You also get a Pre-Delay control that lets you choose between time settings and rhythmic values based on the song tempo. Major kudos to LiquidSonics for the inclusion of the latter. Why more reverb plug-ins don’t offer a tempo-based pre-delay option is beyond me; it’s so useful.

Speaking of useful, you get a stereo Width control that’s continuously variable between full stereo and mono. Also included are Modulation controls, Rate and Depth, which are not something you’d find on a hardware plate reverb but allow you to dial subtle variations into the sound.

Pressing the Equalization tab reveals a separate set of controls, which includes Low and High Cut filters, and semi-parametric Low and High band EQ knobs.

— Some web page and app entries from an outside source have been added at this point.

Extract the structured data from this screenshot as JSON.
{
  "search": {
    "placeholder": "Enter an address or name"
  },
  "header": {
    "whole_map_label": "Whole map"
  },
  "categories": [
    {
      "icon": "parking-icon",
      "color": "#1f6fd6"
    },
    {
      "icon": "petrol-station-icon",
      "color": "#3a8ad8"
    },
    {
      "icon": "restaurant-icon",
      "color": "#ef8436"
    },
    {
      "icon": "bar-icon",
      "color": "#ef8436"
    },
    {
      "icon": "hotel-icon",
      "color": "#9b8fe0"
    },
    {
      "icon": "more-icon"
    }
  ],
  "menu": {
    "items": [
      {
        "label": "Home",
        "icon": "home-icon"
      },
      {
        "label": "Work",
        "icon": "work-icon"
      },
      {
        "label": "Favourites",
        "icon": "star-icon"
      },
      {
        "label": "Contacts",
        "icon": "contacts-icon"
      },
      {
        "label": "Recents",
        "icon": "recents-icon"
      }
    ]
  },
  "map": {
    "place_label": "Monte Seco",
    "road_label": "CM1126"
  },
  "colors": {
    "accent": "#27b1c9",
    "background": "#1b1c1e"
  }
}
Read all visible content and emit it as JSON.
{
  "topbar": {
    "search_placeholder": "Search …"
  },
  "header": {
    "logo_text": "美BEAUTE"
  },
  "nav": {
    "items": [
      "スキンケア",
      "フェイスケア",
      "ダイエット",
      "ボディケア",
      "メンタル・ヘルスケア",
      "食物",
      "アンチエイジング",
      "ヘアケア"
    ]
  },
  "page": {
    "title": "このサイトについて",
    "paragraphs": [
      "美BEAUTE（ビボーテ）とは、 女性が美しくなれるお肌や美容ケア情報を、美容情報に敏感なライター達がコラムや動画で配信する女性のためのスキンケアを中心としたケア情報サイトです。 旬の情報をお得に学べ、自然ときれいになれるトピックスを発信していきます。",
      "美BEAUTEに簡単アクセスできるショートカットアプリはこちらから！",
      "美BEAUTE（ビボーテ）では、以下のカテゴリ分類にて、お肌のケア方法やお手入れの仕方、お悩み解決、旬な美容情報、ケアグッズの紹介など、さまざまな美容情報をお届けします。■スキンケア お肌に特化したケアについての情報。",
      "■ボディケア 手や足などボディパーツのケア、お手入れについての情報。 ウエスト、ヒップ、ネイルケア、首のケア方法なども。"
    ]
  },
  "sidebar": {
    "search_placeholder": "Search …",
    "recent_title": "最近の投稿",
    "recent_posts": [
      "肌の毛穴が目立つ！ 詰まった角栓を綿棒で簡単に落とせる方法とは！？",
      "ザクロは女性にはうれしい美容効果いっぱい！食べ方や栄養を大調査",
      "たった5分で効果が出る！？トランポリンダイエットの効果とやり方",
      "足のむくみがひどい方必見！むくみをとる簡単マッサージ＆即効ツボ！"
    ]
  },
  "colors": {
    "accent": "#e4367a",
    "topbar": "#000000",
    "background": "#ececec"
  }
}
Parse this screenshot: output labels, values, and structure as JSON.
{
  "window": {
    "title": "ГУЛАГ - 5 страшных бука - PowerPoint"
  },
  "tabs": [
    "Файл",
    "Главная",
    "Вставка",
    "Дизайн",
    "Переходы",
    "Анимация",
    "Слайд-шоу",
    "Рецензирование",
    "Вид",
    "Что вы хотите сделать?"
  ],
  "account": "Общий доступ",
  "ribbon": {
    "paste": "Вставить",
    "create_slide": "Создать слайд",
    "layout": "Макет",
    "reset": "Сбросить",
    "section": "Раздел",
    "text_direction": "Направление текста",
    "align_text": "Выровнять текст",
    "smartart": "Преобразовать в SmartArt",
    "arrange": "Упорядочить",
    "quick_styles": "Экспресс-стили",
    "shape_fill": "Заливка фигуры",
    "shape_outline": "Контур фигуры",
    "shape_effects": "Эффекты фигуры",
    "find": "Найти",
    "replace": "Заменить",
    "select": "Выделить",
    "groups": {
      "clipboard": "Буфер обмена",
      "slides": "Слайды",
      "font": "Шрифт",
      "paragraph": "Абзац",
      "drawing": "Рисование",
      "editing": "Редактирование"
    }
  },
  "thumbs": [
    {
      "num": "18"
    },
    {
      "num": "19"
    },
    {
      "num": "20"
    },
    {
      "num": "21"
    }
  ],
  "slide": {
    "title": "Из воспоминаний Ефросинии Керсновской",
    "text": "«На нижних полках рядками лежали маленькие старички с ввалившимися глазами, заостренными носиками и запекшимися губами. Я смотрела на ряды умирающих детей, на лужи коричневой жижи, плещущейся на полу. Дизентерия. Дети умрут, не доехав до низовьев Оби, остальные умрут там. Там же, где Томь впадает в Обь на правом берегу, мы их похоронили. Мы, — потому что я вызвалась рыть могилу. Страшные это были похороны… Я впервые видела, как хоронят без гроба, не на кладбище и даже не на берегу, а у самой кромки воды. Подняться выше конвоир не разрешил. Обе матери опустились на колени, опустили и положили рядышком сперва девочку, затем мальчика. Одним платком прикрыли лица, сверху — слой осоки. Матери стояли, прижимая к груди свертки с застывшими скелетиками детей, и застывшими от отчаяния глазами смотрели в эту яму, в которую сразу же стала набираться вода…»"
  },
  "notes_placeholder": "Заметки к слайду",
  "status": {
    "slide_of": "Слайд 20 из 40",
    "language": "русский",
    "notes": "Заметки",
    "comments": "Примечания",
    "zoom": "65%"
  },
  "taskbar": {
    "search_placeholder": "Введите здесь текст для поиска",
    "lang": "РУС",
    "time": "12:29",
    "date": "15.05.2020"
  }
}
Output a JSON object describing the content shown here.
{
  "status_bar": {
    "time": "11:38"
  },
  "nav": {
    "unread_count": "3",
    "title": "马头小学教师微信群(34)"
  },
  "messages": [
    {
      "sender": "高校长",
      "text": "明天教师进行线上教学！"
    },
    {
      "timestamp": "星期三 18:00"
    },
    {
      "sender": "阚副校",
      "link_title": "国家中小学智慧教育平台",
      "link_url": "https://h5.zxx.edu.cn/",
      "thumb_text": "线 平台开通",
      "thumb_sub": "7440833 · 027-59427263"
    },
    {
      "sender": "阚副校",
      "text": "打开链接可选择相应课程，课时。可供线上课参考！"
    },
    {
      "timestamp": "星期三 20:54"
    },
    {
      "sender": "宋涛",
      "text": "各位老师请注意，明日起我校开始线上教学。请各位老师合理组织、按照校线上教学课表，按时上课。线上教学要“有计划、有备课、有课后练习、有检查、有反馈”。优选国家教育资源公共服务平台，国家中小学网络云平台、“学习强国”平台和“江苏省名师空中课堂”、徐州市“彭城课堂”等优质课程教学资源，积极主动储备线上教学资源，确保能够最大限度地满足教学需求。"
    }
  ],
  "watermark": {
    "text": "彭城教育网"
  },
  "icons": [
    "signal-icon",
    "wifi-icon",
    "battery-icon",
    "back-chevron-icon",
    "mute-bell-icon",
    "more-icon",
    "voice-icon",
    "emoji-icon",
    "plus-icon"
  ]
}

One of the Preference choices in Lustrous Plates is between Dark and Light GUI themes. Although the color scheme is irrelevant to the sound, it is a nice option to have.

I’ve only had Lustrous Plates for a day or so, because it just came out this week. As a result, I haven’t had a chance to use it extensively in mixes. However, I’m loving the way it sounds on everything I’ve tried it on so far, including drums, vocals, guitars and synths.

The fact that it doesn’t try to emulate a specific classic hardware plate (or plates), but instead offers so many plate-sound variations is an advantage, in a way. Rather than trying to sound like a particular piece of gear, it takes a more generic, but highly flexible approach, and gives you the control to shape the sound as you see fit for your mix. Between its smart feature set and excellent sound, Lustrous Plates has what it takes to be a significant player in the plate reverb plug-in market.

LiquidSonics offers a full, 14-day demo, so you can check it out for yourself.